Last weekend Anglican and Baptist churches in Melbourne were defaced with the words “bash bigots” and “Crucify ‘no’ voters” – a reference to those who are voting “no” in a same-sex marriage plebiscite.
Another piece of graffiti equated the cross with the swastika. Graffiti was also found on churches in and around Sydney.
In August the bishops’ conference urged Catholics to vote against changing the law to allow same-sex marriage, but said the debate should be conducted “with a deep sense of reverence and respect for every person in the nation, and for the choices that they are free to make”.
Weeks later a priest reported being spat at and called a “f—ing ‘No’ voter” as he walked through a shopping centre in Brisbane. Writing on Facebook, Fr Morgan Batt said the best he could do was “smile and move on”, adding: “Australia, this is really not us.” The plebiscite, which is non-binding, is in the form of a postal vote that is already underway. The results will be announced on November 15.
A poll last month found that 55 per cent of Australians supported a change to the law while 34 per cent were opposed. Support for same-sex marriage had fallen by four per cent during the voting period.
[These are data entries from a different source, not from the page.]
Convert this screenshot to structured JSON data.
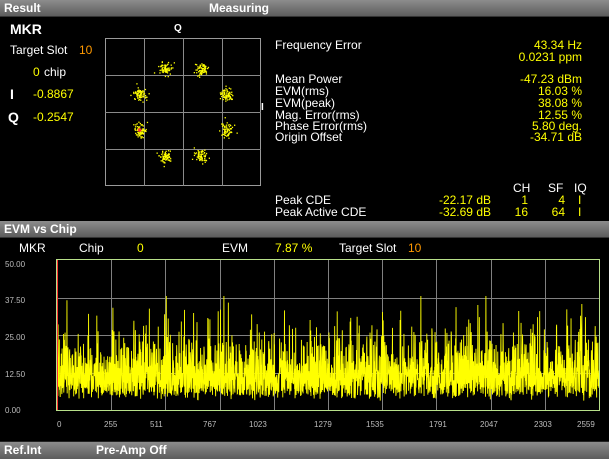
{
  "top_bar": {
    "result_label": "Result",
    "measuring_label": "Measuring"
  },
  "marker": {
    "title": "MKR",
    "target_slot_label": "Target Slot",
    "target_slot_value": "10",
    "chip_value": "0",
    "chip_label": "chip",
    "i_label": "I",
    "i_value": "-0.8867",
    "q_label": "Q",
    "q_value": "-0.2547"
  },
  "constellation": {
    "q_axis_label": "Q",
    "i_axis_label": "I"
  },
  "measurements": {
    "frequency_error": {
      "label": "Frequency Error",
      "value_hz": "43.34 Hz",
      "value_ppm": "0.0231 ppm"
    },
    "rows": [
      {
        "label": "Mean Power",
        "value": "-47.23 dBm"
      },
      {
        "label": "EVM(rms)",
        "value": "16.03 %"
      },
      {
        "label": "EVM(peak)",
        "value": "38.08 %"
      },
      {
        "label": "Mag. Error(rms)",
        "value": "12.55 %"
      },
      {
        "label": "Phase Error(rms)",
        "value": "5.80 deg."
      },
      {
        "label": "Origin Offset",
        "value": "-34.71 dB"
      }
    ]
  },
  "cde": {
    "headers": [
      "CH",
      "SF",
      "IQ"
    ],
    "rows": [
      {
        "label": "Peak CDE",
        "value": "-22.17 dB",
        "ch": "1",
        "sf": "4",
        "iq": "I"
      },
      {
        "label": "Peak Active CDE",
        "value": "-32.69 dB",
        "ch": "16",
        "sf": "64",
        "iq": "I"
      }
    ]
  },
  "evm_section": {
    "title": "EVM vs Chip",
    "mkr_label": "MKR",
    "chip_label": "Chip",
    "chip_value": "0",
    "evm_label": "EVM",
    "evm_value": "7.87 %",
    "target_slot_label": "Target Slot",
    "target_slot_value": "10"
  },
  "chart_data": {
    "type": "line",
    "title": "EVM vs Chip",
    "xlabel": "",
    "ylabel": "",
    "xlim": [
      0,
      2559
    ],
    "ylim": [
      0,
      50
    ],
    "x_ticks": [
      "0",
      "255",
      "511",
      "767",
      "1023",
      "1279",
      "1535",
      "1791",
      "2047",
      "2303",
      "2559"
    ],
    "y_ticks": [
      "50.00",
      "37.50",
      "25.00",
      "12.50",
      "0.00"
    ],
    "series": [
      {
        "color": "#ffff00",
        "num_points": 2560,
        "typical_range": [
          3,
          25
        ],
        "peak": 38
      }
    ],
    "marker": {
      "chip": 0,
      "evm": 7.87
    },
    "grid": true
  },
  "bottom_bar": {
    "ref_label": "Ref.Int",
    "preamp_label": "Pre-Amp Off"
  },
  "colors": {
    "trace": "#ffff00",
    "accent": "#ff9900",
    "frame": "#b8e08a",
    "grid": "#808080"
  }
}
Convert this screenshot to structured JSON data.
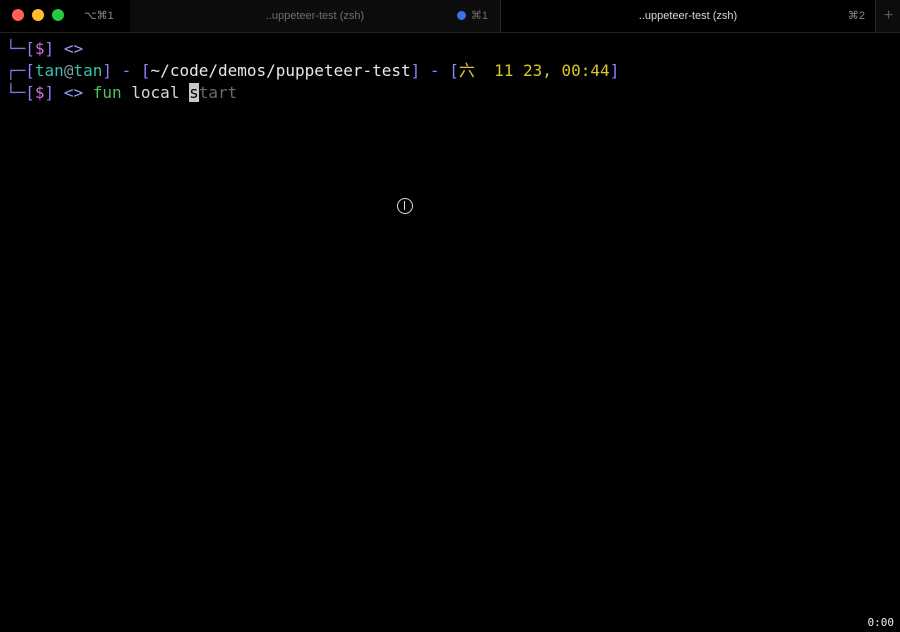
{
  "window": {
    "shortcut_left": "⌥⌘1",
    "tabs": [
      {
        "title": "..uppeteer-test (zsh)",
        "shortcut": "⌘1",
        "has_dot": true
      },
      {
        "title": "..uppeteer-test (zsh)",
        "shortcut": "⌘2"
      }
    ],
    "new_tab_label": "+"
  },
  "terminal": {
    "line1": {
      "box": "└─",
      "bracket_open": "[",
      "dollar": "$",
      "bracket_close": "]",
      "arrow": "<>"
    },
    "line2": {
      "box": "┌─",
      "user": "tan",
      "at": "@",
      "host": "tan",
      "sep": " - ",
      "path": "~/code/demos/puppeteer-test",
      "date": "六  11 23, 00:44"
    },
    "line3": {
      "box": "└─",
      "dollar": "$",
      "arrow": "<>",
      "cmd": "fun",
      "arg": "local",
      "cursor_char": "s",
      "suggestion": "tart"
    }
  },
  "recording_timer": "0:00",
  "colors": {
    "background": "#000000",
    "prompt_box": "#7a7ad8",
    "dollar": "#d070e8",
    "user": "#36c1b0",
    "date": "#d8c62a",
    "command": "#4cc25d",
    "suggestion": "#6a6a6a",
    "tab_dot": "#3b74e6"
  }
}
Tony Abbott, a Catholic former prime minister, has vocally opposed a law change. Last month he claimed he was headbutted by a man wearing a “Yes” badge. A 38-year-old was charged with common assault.